A new collaborative exhibition featuring the works of Willie Cole and Hank Willis Thomas, entitled Digging Deeper, will open this fall at The Amistad Center for Art & Culture
. Both Cole and Thomas were invited to explore The Amistad Centers extensive collection of art, artifacts, and archives which document the African American experience and respond with new works inspired by this rich source material. The show will also include additional objects from The Amistad Centers collection to highlight the common threads between historical characterizations of race and present-day conceptions of African American culture. Digging Deeper is on view from September 19, 2009 through April 4, 2010.
Cole and Thomas are both known for their transformation and reinterpretation of identifiable objects into works of art, many of which reference race and socio-cultural issues. Cole is best known for his use of irons and ironing boards to create images of slave ships and African masks. His work often references his familys history as domestic workers and their roots in Africa. For Digging Deeper, he created several new pieces including a video piece entitled Remembering Mammy, which references the place of the mammy figure in historic and contemporary culture.
Thomas recently gained notoriety for his photographic works, which provide commentary on branding and consumer culture and often re-appropriate advertisements and other instantly recognizable symbols to suggest the exploitation and commoditization of African American culture. Thomas work for Digging Deeper includes a large scale mixed media installation entitled Greetings from the Sunny South,which is a house-like structure that incorporates more than 500 post cards from The Amistad Center's collection. The post cards depict stereotypical imagery as well as personal photographs that were adapted to post card form.

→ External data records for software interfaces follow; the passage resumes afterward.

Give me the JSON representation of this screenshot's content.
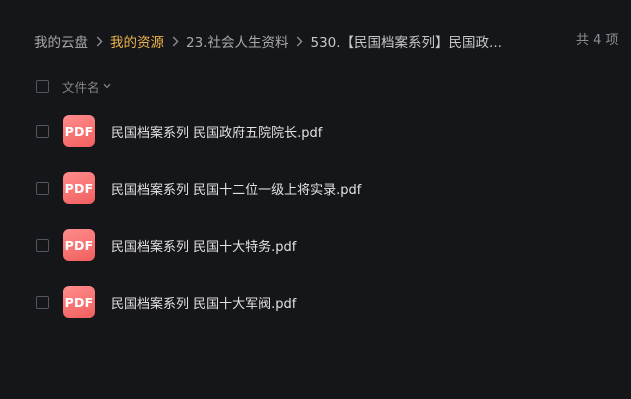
{
  "breadcrumb": {
    "items": [
      {
        "label": "我的云盘"
      },
      {
        "label": "我的资源"
      },
      {
        "label": "23.社会人生资料"
      },
      {
        "label": "530.【民国档案系列】民国政..."
      }
    ],
    "separator_icon": "chevron-right-icon"
  },
  "item_count": "共 4 项",
  "list_header": {
    "name_label": "文件名",
    "sort_icon": "chevron-down-icon"
  },
  "files": [
    {
      "icon_label": "PDF",
      "name": "民国档案系列 民国政府五院院长.pdf"
    },
    {
      "icon_label": "PDF",
      "name": "民国档案系列 民国十二位一级上将实录.pdf"
    },
    {
      "icon_label": "PDF",
      "name": "民国档案系列 民国十大特务.pdf"
    },
    {
      "icon_label": "PDF",
      "name": "民国档案系列 民国十大军阀.pdf"
    }
  ],
  "colors": {
    "background": "#15161a",
    "active_breadcrumb": "#f0b54c",
    "pdf_icon": "#f46a6a"
  }
}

The artists also created two cabinets of curiosity inspired by pieces from the Wadsworth Atheneum Museum of Art where The Amistad Center is housed. One cabinet, titled Curious objects from the demise of a peculiar institution, holds objects from The Amistad Centers collection including advertisements, product packages, and other objects of ephemera that seem immediately offensive to todays viewers, but were once readily accepted by society. The other cabinet, called Curious objects from the now yet to be understood, includes objects contributed by both Cole and Thomas that are unproblematic today, but may be questioned by future generations.